I followed. “For my succulent garden,” I added, trying to be helpful.
Sally stopped, turned, and shot me a look of cool disapproval. “I’m sorry?”
Whoops. I checked quickly to see how far away Myra-Jean was. God forbid she should hear her mother asking idiotic questions. She had found a low palm tree and was petting its fronds like a cat. Fine.
I turned back to Sally and lowered my voice. “Do you not do that?”
Sally looked subtly pained, as if we were at Sur La Table and I’d just asked about a good hot sauce for creme brulee. “Succulents and tall grasses? Ah, not usually.”
I felt the need to apologize, and did. I explained I was new at gardening (she seemed to guess this), that we had just bought a house, that there were “a million terraces,” that we had no money for a gardener. I mentioned “crash courses” and “steep learning curves.” I explained I was just looking for “some height” after laying out a first level of somewhat diminuitive, OK, paltry dimensions.
Sally’s eyebrows floated up: twin, slender Cirque Du Soleil acrobats. I hate Cirque Du Soleil.
She took a breath. “Let me show you some things that might work. They’re not grasses, per se, but…”
I ended up with a Flax plant that should grow to about four feet high.
I think it’ll work nicely. And my reputation has been saved through the assiduous eyebrow-efforts of my esteemed salesperson. No grass in this succulent garden! Horrors, no! Just a bunch of midget cuttings, a scattering of gypsum, paperwhite corpses aplenty, and a big, dark, Not-Grass plant, towering over them all.

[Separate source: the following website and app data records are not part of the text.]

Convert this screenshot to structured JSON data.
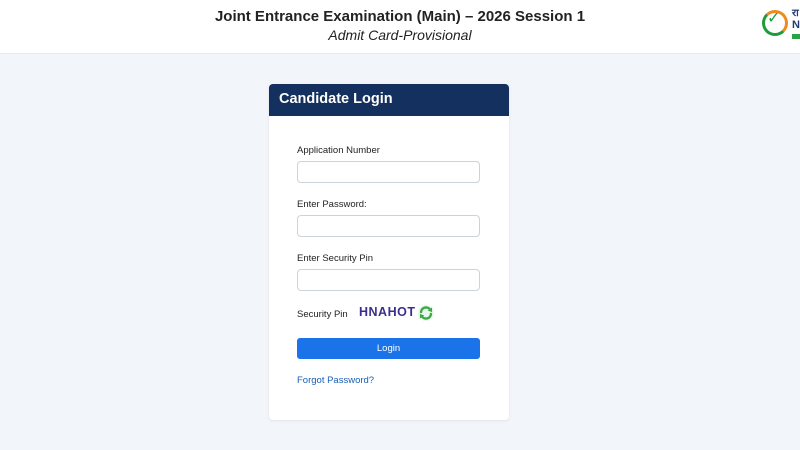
{
  "header": {
    "title": "Joint Entrance Examination (Main) – 2026 Session 1",
    "subtitle": "Admit Card-Provisional"
  },
  "logo": {
    "icon": "nta-logo-icon",
    "text_line1": "रा",
    "text_line2": "N"
  },
  "login_card": {
    "title": "Candidate Login",
    "application_number": {
      "label": "Application Number",
      "value": ""
    },
    "password": {
      "label": "Enter Password:",
      "value": ""
    },
    "security_pin_input": {
      "label": "Enter Security Pin",
      "value": ""
    },
    "security_pin": {
      "label": "Security Pin",
      "value": "HNAHOT",
      "refresh_icon": "refresh-icon"
    },
    "login_button": "Login",
    "forgot_password": "Forgot Password?"
  },
  "colors": {
    "card_header": "#14305e",
    "login_button": "#1a73e8",
    "link": "#1a5fb4",
    "pin_text": "#3a2f8e",
    "refresh": "#3aa845"
  }
}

Oh, and its actual name?
How appropriate. The price alone would bring on a foul mood.
I think next time I’ll try out a different nursery. I should’ve known that in Silverlake the plants — and the people selling them — would be a bit above my paygrade.